Both parents of minor children are legally obligated to financially support their children. When parents of minor children break up or divorce, the noncustodial parent (the parent with less parenting time) typically provides financially support to his or her children by paying child support to the custodial parent.
The laws of each state determine how child support is calculated, but generally speaking, courts use the income of each parent to determine what the noncustodial parent should pay to the custodial parent in child support. Most parents will continue work hard to earn income to be able to properly support their children, but sometimes a noncustodial parent will purposely become unemployed or take a lower paying job to avoid paying child support to the custodial parent. In these cases, the court may choose to base child support on the noncustodial parent’s potential income rather than his or her actual income. This process is called “imputing income.”
This article explains how South Dakota courts impute income in child support cases. If you have additional questions about imputed income in South Dakota after reading this article, you should speak with a local family law attorney.
In South Dakota, courts use a child support worksheet to determine how much child support the noncustodial parent should pay to the custodial parent. First, the parents’ net incomes are combined to calculate how much money is available to support the children. The court then orders the noncustodial parent to pay child support to the custodial parent roughly based on the percentage of the combined income available for child support that the noncustodial parent earns. South Dakota courts use several factors to calculate the final child support amount:
To read more about the specifics of child support calculation, see Child Support Laws in South Dakota. Also, see theSouth Dakota Child Support Guidelines and Child Support Handbook. Courts can also deviate from the child support guidelines based on the circumstances of each case. For example, when a noncustodial parent’s income increases, the court can increase the child support amount that parent pays. When a noncustodial parent’s income decreases, the court may lower child support, but is likely to look into the reasons that parent’s income decreased before doing so.
When determining child support, South Dakota courts don’t have to accept the income a parent claims to earn.
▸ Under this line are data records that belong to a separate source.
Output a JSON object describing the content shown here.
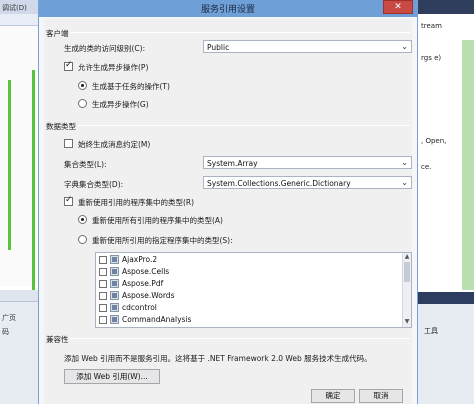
{
  "background": {
    "left_top_text": "调试(D)",
    "left_panel_text": "广页",
    "left_panel_text2": "码",
    "right_top_text": "tream",
    "right_text1": "rgs e)",
    "right_text2": ", Open,",
    "right_text3": "ce.",
    "right_panel_text": "工具"
  },
  "dialog": {
    "title": "服务引用设置",
    "close_glyph": "✕",
    "client_section": "客户端",
    "access_level_label": "生成的类的访问级别(C):",
    "access_level_value": "Public",
    "async_label": "允许生成异步操作(P)",
    "task_based_label": "生成基于任务的操作(T)",
    "async_ops_label": "生成异步操作(G)",
    "data_type_section": "数据类型",
    "always_generate_label": "始终生成消息约定(M)",
    "collection_type_label": "集合类型(L):",
    "collection_type_value": "System.Array",
    "dictionary_type_label": "字典集合类型(D):",
    "dictionary_type_value": "System.Collections.Generic.Dictionary",
    "reuse_types_label": "重新使用引用的程序集中的类型(R)",
    "reuse_all_label": "重新使用所有引用的程序集中的类型(A)",
    "reuse_specified_label": "重新使用所引用的指定程序集中的类型(S):",
    "assemblies": [
      "AjaxPro.2",
      "Aspose.Cells",
      "Aspose.Pdf",
      "Aspose.Words",
      "cdcontrol",
      "CommandAnalysis"
    ],
    "compat_section": "兼容性",
    "compat_text": "添加 Web 引用而不是服务引用。这将基于 .NET Framework 2.0 Web 服务技术生成代码。",
    "add_web_ref_button": "添加 Web 引用(W)...",
    "ok_button": "确定",
    "cancel_button": "取消",
    "dropdown_arrow": "⌄",
    "scroll_up": "▲",
    "scroll_down": "▼"
  }
}
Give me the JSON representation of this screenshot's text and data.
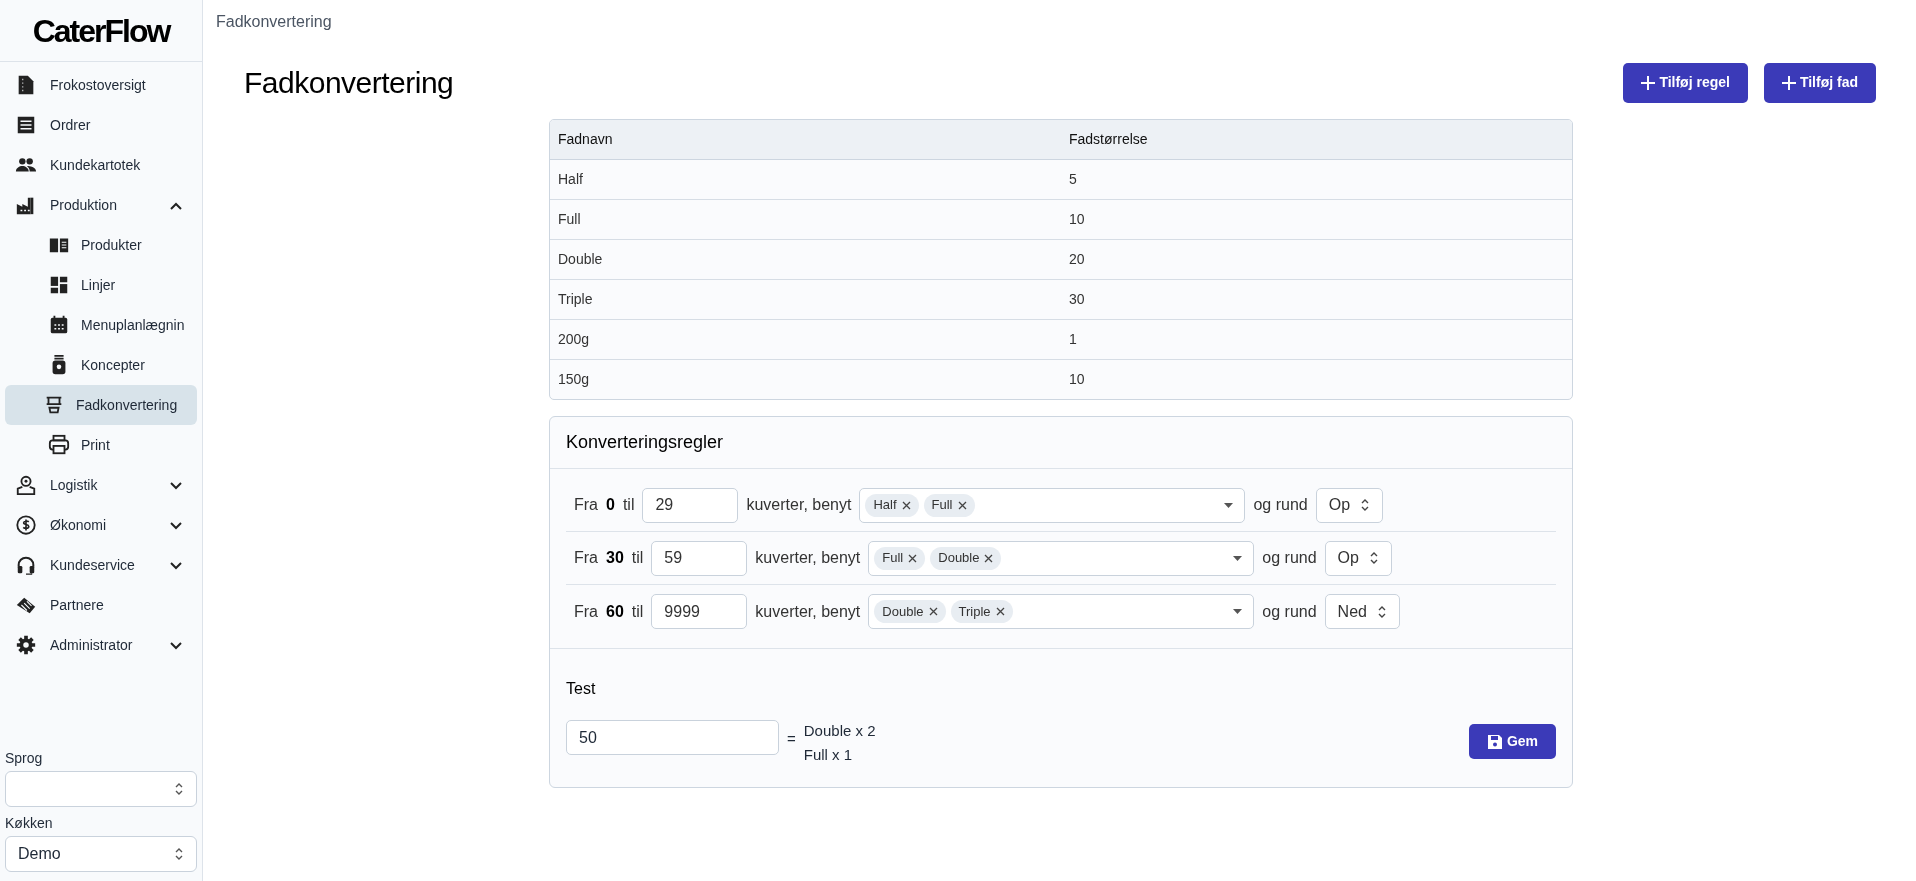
{
  "logo": "CaterFlow",
  "sidebar": {
    "items": [
      {
        "label": "Frokostoversigt",
        "selected": false
      },
      {
        "label": "Ordrer",
        "selected": false
      },
      {
        "label": "Kundekartotek",
        "selected": false
      },
      {
        "label": "Produktion",
        "selected": false,
        "expanded": true,
        "children": [
          {
            "label": "Produkter",
            "selected": false
          },
          {
            "label": "Linjer",
            "selected": false
          },
          {
            "label": "Menuplanlægnin",
            "selected": false
          },
          {
            "label": "Koncepter",
            "selected": false
          },
          {
            "label": "Fadkonvertering",
            "selected": true
          },
          {
            "label": "Print",
            "selected": false
          }
        ]
      },
      {
        "label": "Logistik",
        "selected": false,
        "expanded": false
      },
      {
        "label": "Økonomi",
        "selected": false,
        "expanded": false
      },
      {
        "label": "Kundeservice",
        "selected": false,
        "expanded": false
      },
      {
        "label": "Partnere",
        "selected": false
      },
      {
        "label": "Administrator",
        "selected": false,
        "expanded": false
      }
    ],
    "language": {
      "label": "Sprog"
    },
    "kitchen": {
      "label": "Køkken",
      "value": "Demo"
    }
  },
  "breadcrumb": "Fadkonvertering",
  "title": "Fadkonvertering",
  "buttons": [
    "Tilføj regel",
    "Tilføj fad"
  ],
  "table": {
    "columns": [
      "Fadnavn",
      "Fadstørrelse"
    ],
    "rows": [
      [
        "Half",
        "5"
      ],
      [
        "Full",
        "10"
      ],
      [
        "Double",
        "20"
      ],
      [
        "Triple",
        "30"
      ],
      [
        "200g",
        "1"
      ],
      [
        "150g",
        "10"
      ]
    ]
  },
  "rules": {
    "title": "Konverteringsregler",
    "items": [
      {
        "from_label": "Fra",
        "from": "0",
        "to_label": "til",
        "to": "29",
        "use_label": "kuverter, benyt",
        "dishes": [
          "Half",
          "Full"
        ],
        "round_label": "og rund",
        "round": "Op"
      },
      {
        "from_label": "Fra",
        "from": "30",
        "to_label": "til",
        "to": "59",
        "use_label": "kuverter, benyt",
        "dishes": [
          "Full",
          "Double"
        ],
        "round_label": "og rund",
        "round": "Op"
      },
      {
        "from_label": "Fra",
        "from": "60",
        "to_label": "til",
        "to": "9999",
        "use_label": "kuverter, benyt",
        "dishes": [
          "Double",
          "Triple"
        ],
        "round_label": "og rund",
        "round": "Ned"
      }
    ],
    "test": {
      "label": "Test",
      "value": "50",
      "equals": "=",
      "results": [
        "Double x 2",
        "Full x 1"
      ]
    },
    "save": "Gem"
  }
}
When a parent is earning income below his or her earning capacity (potential income), the court may opt to use potential income rather than actual income when calculating child support; this is called imputing income. While the court won’t impute income for a parent who truly has trouble finding income up to his or her potential, the court won’t let a parent purposely lower a child support payment by being voluntarily unemployed or underemployed.
Courts impute income when calculating child support to prevent a parent from escaping child support by purposely earning less income, but imputed income is not intended to punish parents who are unemployed or underemployed due to no fault of their own. In South Dakota, courts don’t impute income automatically when a parent leaves a job voluntarily, unless that parent quit his or her job specifically to reduce income.
South Dakota courts will first try to determine whether a parent’s unemployment or underemployment is voluntary or involuntary. Involuntary unemployment or underemployment includes the following circumstances:
When a parent’s unemployment or underemployment is involuntary, the court will use that parent’s actual income to calculate child support.
If a parent voluntary leaves a job, South Dakota courts will then determine if the purpose was to reduce income to avoid support. For example, with a parent who quits a job and makes no effort to find another job without one of the above reasons, the court may decide to impute income. On the other hand, the court won’t impute income to a parent who quits a job to move into another field where that parent may eventually be able to earn higher income. For example, when a parent who leaves a job as a paralegal to go to law school and eventually earn higher income, the court is unlikely to impute income to that parent.
South Dakota courts have also refrained from imputing income to a parent who moved to a different city to be with a new spouse and was unable to find work that paid the same income previously earned. In cases where the paying parent voluntarily leaves a job, but not specifically to reduce income, the courts will use the paying parent’s actual income to calculate child support.
If a parent loses employment, but purposely did something to get fired, the court will impute income to that parent. For example, if a parent stops showing up to work and gets fired, the court may still impute the income that parent was earning before getting fired for child support purposes.
When calculating imputed income in South Dakota, the courts presume that every parent, unless mentally or physically disabled, earns at least the state minimum wage, while being employed full-time. At the time of this article, the South Dakota state minimum wage is $7.25. South Dakota courts impute income at a minimum of $7.25 per hour for 40 hours per week, even if the parent paying child support is incarcerated.
In addition to setting imputed income no lower than what a parent could earn working full-time and earning minimum wage, South Dakota courts use a number of other factors to calculate the amount of imputed income to use in child support calculations:
After considering all of the above factors to determine a parent’s imputed income, South Dakota courts will use that amount in the child support worksheets to determine the paying parent’s child support payment.
If you have additional questions about imputed income in South Dakota, you should speak with a local family law attorney.
To read the full text of the law on determining child support in South Dakota, read the South Dakota Codified Laws Chapter 25-7.